2. Patterns, Principles and Conventions¶
Helix describes the overall architecture of your Sitecore solution and thus communicates some guidelines and conventions which should be durable and flexible enough to be applied to any Sitecore project or business. The architecture pattern described by Helix is often referred to as Component-based Architecture or Modular Architecture.
Modular architecture provides you with a framework to optimize and increase productivity by describing how to isolate domain logic to make the whole solution or implementation more manageable. Modular architecture is therefore in its foundation a way of making sure that the resulting solution is flexible enough for whatever change might be coming. There are many great benefits to modular architecture such as reusability and rapid development, but the core motivators behind the conventions are simplicity, flexibility and extensibility in the implementation.
Keep in mind though, that the principles behind modular architecture will not ensure you remain within the conventions or confines of said principles. This is defined by the methodology on which you apply the architecture and even the specific tools you use to build the final solution.
The Habitat example implementation is not meant to dictate the specific methods or tools to use in your Sitecore project but should rather be an example of how the architectural design pattern, namely modular architecture, can be implemented including a methodology and a set of tools to support it.
You should always consciously select the tools and methods which fit the scenario, your development team and your business.
- 2.1. Architecture Principles
- 2.2. Visual Studio
- 2.3. File and Disk Structure
- 2.4. Managing Sitecore Items
- 2.5. Templates
- 2.6. Page layout
- 2.7. Configuration and settings
- 2.8. Services

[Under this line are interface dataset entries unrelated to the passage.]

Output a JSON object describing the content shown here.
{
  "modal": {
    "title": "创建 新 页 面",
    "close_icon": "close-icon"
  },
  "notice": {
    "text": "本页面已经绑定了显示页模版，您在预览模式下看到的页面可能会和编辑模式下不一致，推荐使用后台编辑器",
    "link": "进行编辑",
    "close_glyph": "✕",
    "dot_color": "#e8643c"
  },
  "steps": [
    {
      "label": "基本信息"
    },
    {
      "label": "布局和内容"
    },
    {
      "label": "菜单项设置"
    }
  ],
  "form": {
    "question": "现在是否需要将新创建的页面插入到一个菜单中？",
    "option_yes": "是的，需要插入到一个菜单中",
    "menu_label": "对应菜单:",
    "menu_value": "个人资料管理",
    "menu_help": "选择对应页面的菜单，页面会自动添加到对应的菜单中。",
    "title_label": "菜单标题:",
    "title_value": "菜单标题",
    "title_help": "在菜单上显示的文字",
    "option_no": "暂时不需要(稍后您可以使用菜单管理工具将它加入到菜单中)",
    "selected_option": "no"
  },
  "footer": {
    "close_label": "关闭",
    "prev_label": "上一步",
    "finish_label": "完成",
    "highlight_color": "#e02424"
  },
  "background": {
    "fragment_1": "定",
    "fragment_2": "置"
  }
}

- 2.9. Multi-site and multi-tenant
- 2.10. Language and culture support
- 2.11. Security and workflows
- 2.12. Working with code
- 2.13. Visual Design and Theming